So, I was excited to read about Noah’s experience at the Robbins seminar.
And man o’ man – clearly, Tony Robbins did not unleash the power within.
Here is the punchline quote from Kagen’s blog post:
It finally hit me. Dread.
I was officially dreading the rest of the seminar.
To stay for three full days felt like a self-imposed prison, rather than an opportunity to genuinely grow.
I thought about what I most wanted to get out of my time, and whether this event was the best use of it. I decided it would be better for me to work on my specific issues, one-on-one with a friend.
So, I walked out.
Here is the best part. Instead of bitching and moaning about it, Noah invested the same time creating his own “personal-development day”. Great idea…
By the way, for those who do not have thousands to pay to see a Tony Robbins seminar…
We can read these 3 books for less than $20 (and read it in less than a week) to get basically the same advice:
The Magic of Believing by Claude M. Bristol
It Works: The Famous Little Red Book That Makes Your Dreams Come True!
The Power of Positive Thinking by Dr. Norman Vincent Peale
Cass Sunstein and Richard Thaler wrote a fascinating (and HIGHLY controversial) book titled Nudge: Improving Decisions about Health, Wealth, and Happiness.
Their how-to-influence book’s contents were clearly used within The Amazing Psychology of Japanese Train Stations. In this tl;dr (too long, don’t read) article, Japanese officials use little “nudges” and subtle behavioral tricks to keep its train riders in check.
Here are the takeaways:
Using the color blue to stop people from jumping
Japan is the capital of suicides. Most people jump from train bridges into speeding trains. Besides the gory mess to clean up, these suicides delay trains.
While there are hopes to have platform barriers installed in all 243 of Tokyo’s train stations by 2032 (at a cost of $4.7 billion), they came up with a quick fix. Train stations installed blue-colored, LED lighting panels to thwart off jumpers. The color blue has a calming effect. And so far, this nudge seems to be working… a 10-year study shows an 84 percent decline in the number of suicide attempts.
Harsh buzzers replaced with 7-second soothing sound
During each rush hour, capacity doubles. It is super stressful as commuters rush to meet their connecting trains.
In the past, loud buzzers and station attendants’ whistles were broadcast to warn people of a train’s imminent departure…
But now, a soothing 7-second ear-pleasing jingle is played to warn commuters, instead. It reduced rushing injuries by 25%. Take a listen to the jingle here:

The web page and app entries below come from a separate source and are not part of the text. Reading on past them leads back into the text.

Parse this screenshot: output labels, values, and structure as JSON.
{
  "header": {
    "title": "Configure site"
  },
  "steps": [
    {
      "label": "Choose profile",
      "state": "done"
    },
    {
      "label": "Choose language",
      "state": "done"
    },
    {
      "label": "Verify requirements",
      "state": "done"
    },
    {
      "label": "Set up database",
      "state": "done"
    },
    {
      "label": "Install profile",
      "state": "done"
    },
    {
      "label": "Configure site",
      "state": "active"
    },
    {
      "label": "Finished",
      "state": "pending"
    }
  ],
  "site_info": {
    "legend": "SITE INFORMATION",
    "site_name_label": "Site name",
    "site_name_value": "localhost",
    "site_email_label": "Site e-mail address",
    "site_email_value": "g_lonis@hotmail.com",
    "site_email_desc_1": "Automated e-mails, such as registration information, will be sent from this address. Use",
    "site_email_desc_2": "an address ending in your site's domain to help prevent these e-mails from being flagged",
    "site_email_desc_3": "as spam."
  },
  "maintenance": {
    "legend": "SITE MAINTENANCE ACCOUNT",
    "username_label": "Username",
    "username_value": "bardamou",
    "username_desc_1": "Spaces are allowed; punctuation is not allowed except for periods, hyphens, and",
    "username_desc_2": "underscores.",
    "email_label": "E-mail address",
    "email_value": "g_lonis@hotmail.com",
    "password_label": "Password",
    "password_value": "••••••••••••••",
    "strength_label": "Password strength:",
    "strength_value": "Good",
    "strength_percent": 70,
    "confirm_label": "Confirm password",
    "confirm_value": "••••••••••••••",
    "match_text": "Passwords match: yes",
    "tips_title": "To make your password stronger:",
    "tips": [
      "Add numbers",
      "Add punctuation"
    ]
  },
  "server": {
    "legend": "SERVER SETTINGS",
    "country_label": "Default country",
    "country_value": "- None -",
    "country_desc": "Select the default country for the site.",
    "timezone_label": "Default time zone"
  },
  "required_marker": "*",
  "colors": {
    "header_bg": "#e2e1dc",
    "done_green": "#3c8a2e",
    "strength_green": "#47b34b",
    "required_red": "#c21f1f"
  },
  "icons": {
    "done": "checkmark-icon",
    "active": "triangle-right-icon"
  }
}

Silent sounds stop loitering in its tracks
Generally, only people under the age of 25 can hear a 17-kilohertz sound. So to stop loitering and vandalism by young riders, train stations broadcast ultrasonic deterrents. These are small, hard-to-see devices that emit a high-frequency tone only heard by young people. (Older people usually suffer from an age-related hearing loss known as presbycusis – so they cannot hear this annoying sound).

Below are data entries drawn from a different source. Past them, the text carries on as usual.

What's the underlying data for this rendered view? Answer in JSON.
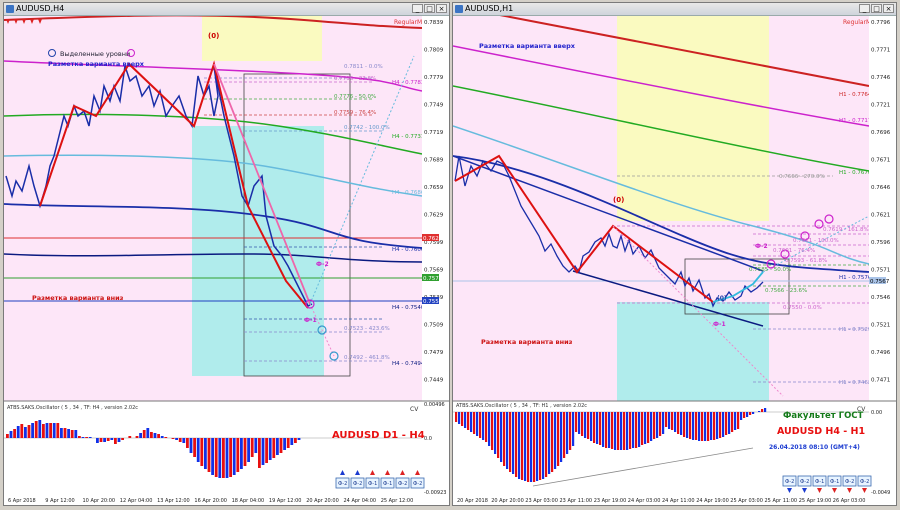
{
  "left": {
    "title": "AUDUSD,H4",
    "mode": "RegularMode",
    "zero_label": "(0)",
    "legend_label": "Выделенные уровни",
    "up_markup": "Разметка варианта вверх",
    "down_markup": "Разметка варианта вниз",
    "fib_levels": [
      "0.7811 - 0.0%",
      "0.7796 - 23.6%",
      "0.7776 - 50.0%",
      "0.7759 - 76.4%",
      "0.7742 - 100.0%",
      "0.7523 - 423.6%",
      "0.7492 - 461.8%"
    ],
    "line_labels": [
      "H4 - 0.7783",
      "H4 - 0.7731",
      "H4 - 0.7686",
      "H4 - 0.7606",
      "H4 - 0.7540",
      "H4 - 0.7494"
    ],
    "wave_labels": [
      "Ф-2",
      "Ф-1"
    ],
    "price_scale": [
      "0.7839",
      "0.7809",
      "0.7779",
      "0.7749",
      "0.7719",
      "0.7689",
      "0.7659",
      "0.7629",
      "0.7599",
      "0.7569",
      "0.7539",
      "0.7509",
      "0.7479",
      "0.7449"
    ],
    "current_prices": [
      "0.7620",
      "0.7575",
      "0.7550"
    ],
    "osc_header": "ATBS.SAKS.Oscillator ( 5 , 34 , TF: H4 , version 2.02c",
    "osc_title": "AUDUSD D1 - H4",
    "osc_cv": "CV",
    "osc_scale": [
      "0.00496",
      "0.0",
      "-0.00923"
    ],
    "osc_buttons": [
      "Ф-2",
      "Ф-2",
      "Ф-1",
      "Ф-1",
      "Ф-2",
      "Ф-2"
    ],
    "time_labels": [
      "6 Apr 2018",
      "9 Apr 12:00",
      "10 Apr 20:00",
      "12 Apr 04:00",
      "13 Apr 12:00",
      "16 Apr 20:00",
      "18 Apr 04:00",
      "19 Apr 12:00",
      "20 Apr 20:00",
      "24 Apr 04:00",
      "25 Apr 12:00"
    ]
  },
  "right": {
    "title": "AUDUSD,H1",
    "mode": "RegularMode",
    "zero_label": "(0)",
    "zero_label_2": "(0)",
    "up_markup": "Разметка варианта вверх",
    "down_markup": "Разметка варианта вниз",
    "fib_levels": [
      "0.7666 - 270.0%",
      "0.7619 - 161.8%",
      "0.7611 - 100.0%",
      "0.7601 - 76.4%",
      "0.7593 - 61.8%",
      "0.7585 - 50.0%",
      "0.7566 - 23.6%",
      "0.7550 - 0.0%"
    ],
    "line_labels": [
      "H1 - 0.7764",
      "H1 - 0.7717",
      "H1 - 0.7670",
      "H1 - 0.7576",
      "H1 - 0.7529",
      "H1 - 0.7462"
    ],
    "wave_labels": [
      "Ф-2",
      "Ф-1"
    ],
    "price_scale": [
      "0.7796",
      "0.7771",
      "0.7746",
      "0.7721",
      "0.7696",
      "0.7671",
      "0.7646",
      "0.7621",
      "0.7596",
      "0.7571",
      "0.7546",
      "0.7521",
      "0.7496",
      "0.7471"
    ],
    "current_prices": [
      "0.7567"
    ],
    "osc_header": "ATBS.SAKS.Oscillator ( 5 , 34 , TF: H1 , version 2.02c",
    "osc_title1": "Факультет ГОСТ",
    "osc_title2": "AUDUSD H4 - H1",
    "osc_date": "26.04.2018 08:10 (GMT+4)",
    "osc_cv": "CV",
    "osc_scale": [
      "0.00",
      "-0.0049"
    ],
    "osc_buttons": [
      "Ф-2",
      "Ф-2",
      "Ф-1",
      "Ф-1",
      "Ф-2",
      "Ф-2"
    ],
    "time_labels": [
      "20 Apr 2018",
      "20 Apr 20:00",
      "23 Apr 03:00",
      "23 Apr 11:00",
      "23 Apr 19:00",
      "24 Apr 03:00",
      "24 Apr 11:00",
      "24 Apr 19:00",
      "25 Apr 03:00",
      "25 Apr 11:00",
      "25 Apr 19:00",
      "26 Apr 03:00"
    ]
  },
  "colors": {
    "pink_bg": "#fde6f8",
    "yellow_zone": "#fafac0",
    "cyan_zone": "#b0ecec",
    "price_line": "#1a2ea8",
    "wave_red": "#dd1111",
    "osc_red": "#e81010",
    "osc_blue": "#1030e8"
  }
}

We did not meet in a bar. But we did meet over Skype.
Because I was invited onto the Talk Thirty To Me podcast.
The topic – Getting to Excellent Credit with Markus Allen.
Take a listen:
Continue reading “2 millennials and an old dude meet in a bar”